Via in pad?
In general, we would recommend against placing vias in any pads that will receive solder during the assembly process. A couple of undesirable events can happen depending on the method used during board fab.
If your vias are left open, solder will tend to wick down into the via hole. The larger the diameter, the worse the wicking problem can be. You might end up without enough solder left to secure the component. You might even see a solder bump on the bottom side of the board, which could interfere with other components or lead to shorts.
If your vias are capped or partially filled, the caps might pop off due to thermal expansion or out-gassing.

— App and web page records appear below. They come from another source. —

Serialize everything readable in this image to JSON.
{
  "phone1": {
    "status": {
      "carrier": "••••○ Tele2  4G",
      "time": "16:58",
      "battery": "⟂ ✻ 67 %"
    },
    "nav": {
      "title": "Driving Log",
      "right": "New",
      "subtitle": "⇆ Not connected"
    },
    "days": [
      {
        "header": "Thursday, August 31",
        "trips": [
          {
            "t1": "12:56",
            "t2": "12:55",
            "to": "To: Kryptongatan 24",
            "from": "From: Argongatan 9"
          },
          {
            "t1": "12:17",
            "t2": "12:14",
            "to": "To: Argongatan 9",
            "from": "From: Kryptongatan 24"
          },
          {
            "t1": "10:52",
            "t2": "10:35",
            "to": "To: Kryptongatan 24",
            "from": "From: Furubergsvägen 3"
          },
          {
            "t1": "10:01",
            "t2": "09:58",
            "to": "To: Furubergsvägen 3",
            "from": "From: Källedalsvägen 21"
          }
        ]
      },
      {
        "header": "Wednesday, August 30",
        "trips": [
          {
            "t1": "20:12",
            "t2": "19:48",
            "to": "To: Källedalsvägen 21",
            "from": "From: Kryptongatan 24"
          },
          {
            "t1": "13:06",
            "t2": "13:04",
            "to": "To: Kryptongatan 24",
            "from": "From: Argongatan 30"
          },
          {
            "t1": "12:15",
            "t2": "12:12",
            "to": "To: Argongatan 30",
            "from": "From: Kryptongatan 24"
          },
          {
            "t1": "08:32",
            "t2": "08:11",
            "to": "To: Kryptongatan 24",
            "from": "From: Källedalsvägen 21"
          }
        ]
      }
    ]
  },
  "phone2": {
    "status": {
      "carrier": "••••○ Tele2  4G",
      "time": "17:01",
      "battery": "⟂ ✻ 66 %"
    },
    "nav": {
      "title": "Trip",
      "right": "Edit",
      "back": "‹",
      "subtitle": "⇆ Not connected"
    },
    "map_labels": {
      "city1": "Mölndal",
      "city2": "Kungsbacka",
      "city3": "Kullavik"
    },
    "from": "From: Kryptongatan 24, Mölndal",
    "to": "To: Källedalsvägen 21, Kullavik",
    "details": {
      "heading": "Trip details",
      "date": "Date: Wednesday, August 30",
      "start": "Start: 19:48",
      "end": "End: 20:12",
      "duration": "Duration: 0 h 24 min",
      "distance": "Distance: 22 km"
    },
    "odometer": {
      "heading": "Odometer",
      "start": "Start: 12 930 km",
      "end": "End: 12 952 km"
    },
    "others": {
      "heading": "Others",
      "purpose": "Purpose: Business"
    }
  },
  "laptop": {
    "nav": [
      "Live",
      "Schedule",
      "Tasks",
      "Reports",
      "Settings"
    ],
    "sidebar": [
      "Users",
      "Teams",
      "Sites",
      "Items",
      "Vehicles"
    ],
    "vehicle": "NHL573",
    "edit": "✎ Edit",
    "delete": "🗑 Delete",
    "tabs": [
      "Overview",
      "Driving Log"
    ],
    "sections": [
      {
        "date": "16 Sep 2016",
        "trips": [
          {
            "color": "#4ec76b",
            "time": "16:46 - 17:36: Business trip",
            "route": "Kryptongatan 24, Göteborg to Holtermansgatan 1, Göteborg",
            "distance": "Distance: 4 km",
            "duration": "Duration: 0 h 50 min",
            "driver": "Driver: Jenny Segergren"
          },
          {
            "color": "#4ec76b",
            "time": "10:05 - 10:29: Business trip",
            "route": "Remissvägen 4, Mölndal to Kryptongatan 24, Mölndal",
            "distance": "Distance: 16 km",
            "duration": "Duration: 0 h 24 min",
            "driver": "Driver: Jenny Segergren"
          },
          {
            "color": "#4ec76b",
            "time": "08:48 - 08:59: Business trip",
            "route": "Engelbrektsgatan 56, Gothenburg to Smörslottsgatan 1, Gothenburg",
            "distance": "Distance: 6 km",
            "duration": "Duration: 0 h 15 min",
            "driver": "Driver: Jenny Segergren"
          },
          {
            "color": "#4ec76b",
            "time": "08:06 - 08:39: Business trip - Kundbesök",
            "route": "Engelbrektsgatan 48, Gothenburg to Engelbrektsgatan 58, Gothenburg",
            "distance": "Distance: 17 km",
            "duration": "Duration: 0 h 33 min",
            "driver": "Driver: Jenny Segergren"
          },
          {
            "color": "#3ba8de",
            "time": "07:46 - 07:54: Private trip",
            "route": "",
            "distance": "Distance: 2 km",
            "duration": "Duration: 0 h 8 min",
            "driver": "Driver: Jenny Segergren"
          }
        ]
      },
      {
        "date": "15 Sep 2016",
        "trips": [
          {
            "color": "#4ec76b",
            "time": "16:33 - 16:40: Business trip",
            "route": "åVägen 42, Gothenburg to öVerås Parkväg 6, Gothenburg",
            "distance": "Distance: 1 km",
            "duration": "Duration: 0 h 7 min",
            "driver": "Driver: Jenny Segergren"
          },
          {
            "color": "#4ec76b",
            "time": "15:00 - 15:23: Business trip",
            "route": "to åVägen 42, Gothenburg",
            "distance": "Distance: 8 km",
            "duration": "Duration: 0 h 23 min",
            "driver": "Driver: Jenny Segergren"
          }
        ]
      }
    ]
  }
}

Internal air bubble can migrate up, leading to voids in your solder joint.
In a perfect world, we'd like to never see a via in pad. However, the real-world is saying otherwise. Manufacturers of QFN parts are starting to recommend vias in the heat-slug pad for improved thermal conductivity. High frequency designs benefit from the shortest possible routing, which may indicate via in pad. Super fine pitch BGAs may not leave any other options.
This not very helpful, but somewhat humorous thread from 2004 on the SMTnet message forum illustrates common opinion on the process. If you need to place vias in the solder area, we would recommend that you use as small a diameter as the design will allow and follow the component manufacturer's guidelines for placement and via capping or filling.
- Xilinx appnote on QFN land pattern and via in pad capping
- An Amkor appnote on the same subject.
- If you're an SMTA member, you can check this paper out
We'll be watching this issue closely and pass on more hints and tips as we find them.
Via le pcb assembly